I'm thinking of a small-town church in upstate New York. They'd had a rector in that church for over thirty-five years. He was loved by the church and the community. After he retired, he was replaced by a young priest. It was his first church; he had a great desire to do well. He had been at the church several weeks when he began to perceive that the people were upset at him. He was troubled.
Eventually he called aside one of the lay leaders of the church and said, "I don't know what's wrong, but I have a feeling that there's something wrong."
The man said, "Well, Father, that's true. I hate to say it, but it's the way you do the Communion service."
"The way I do the Communion service? What do you mean?"
"Well, it's not so much what you do as what you leave out."
"I don't think I leave out anything from the Communion service."
"Oh yes, you do. Just before our previous rector administered the chalice and wine to the people, he'd always go over and touch the radiator. And, then, he would--"
"Touch the radiator? I never heard of that liturgical tradition."
So the younger man called the former rector. He said, "I haven't even been here a month, and I'm in trouble."
"In trouble? Why?"

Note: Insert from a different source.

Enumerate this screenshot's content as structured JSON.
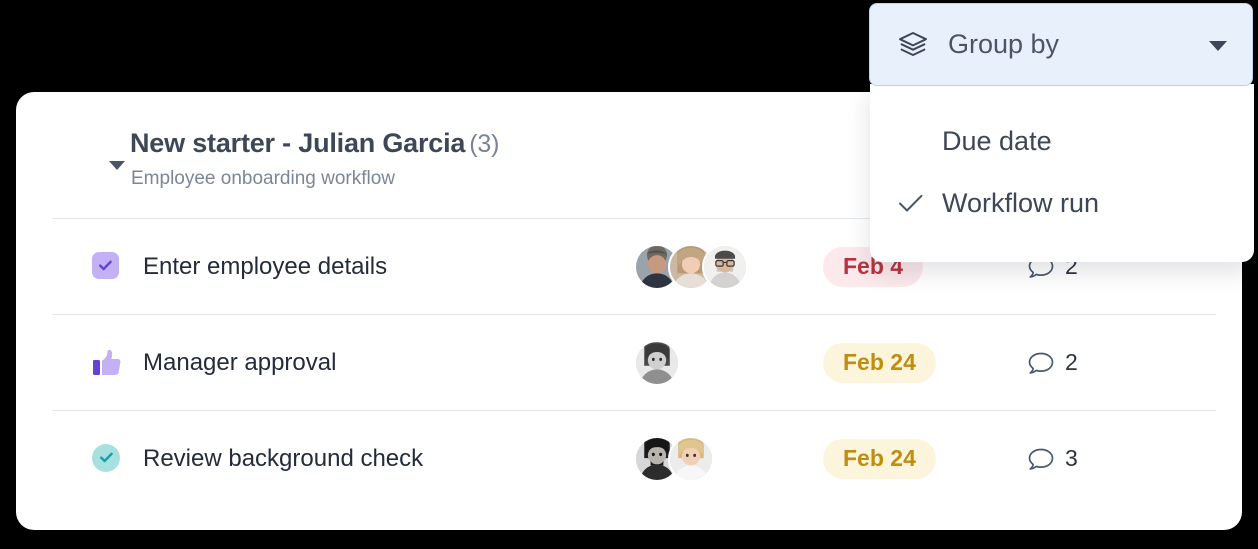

"Well, it's something to do with touching the radiator. Could that be possible? Did you do that?"
"Oh yes, I did. Always before I administered the chalice to the people, I touched the radiator to discharge the static electricity so I wouldn't shock them."
For over thirty-five years, the untutored people of his congregation had thought that was a part of the holy tradition. I have to tell you that church has now gained the name, "The Church of the Holy Radiator."
That's a ludicrous example, but often it's nothing more profound than that. Traditions get started, and people endure traditions for a long time. They mix it up with practical obedience to the living God.
Terry Fullam, "Worship: What We're Doing, and Why,"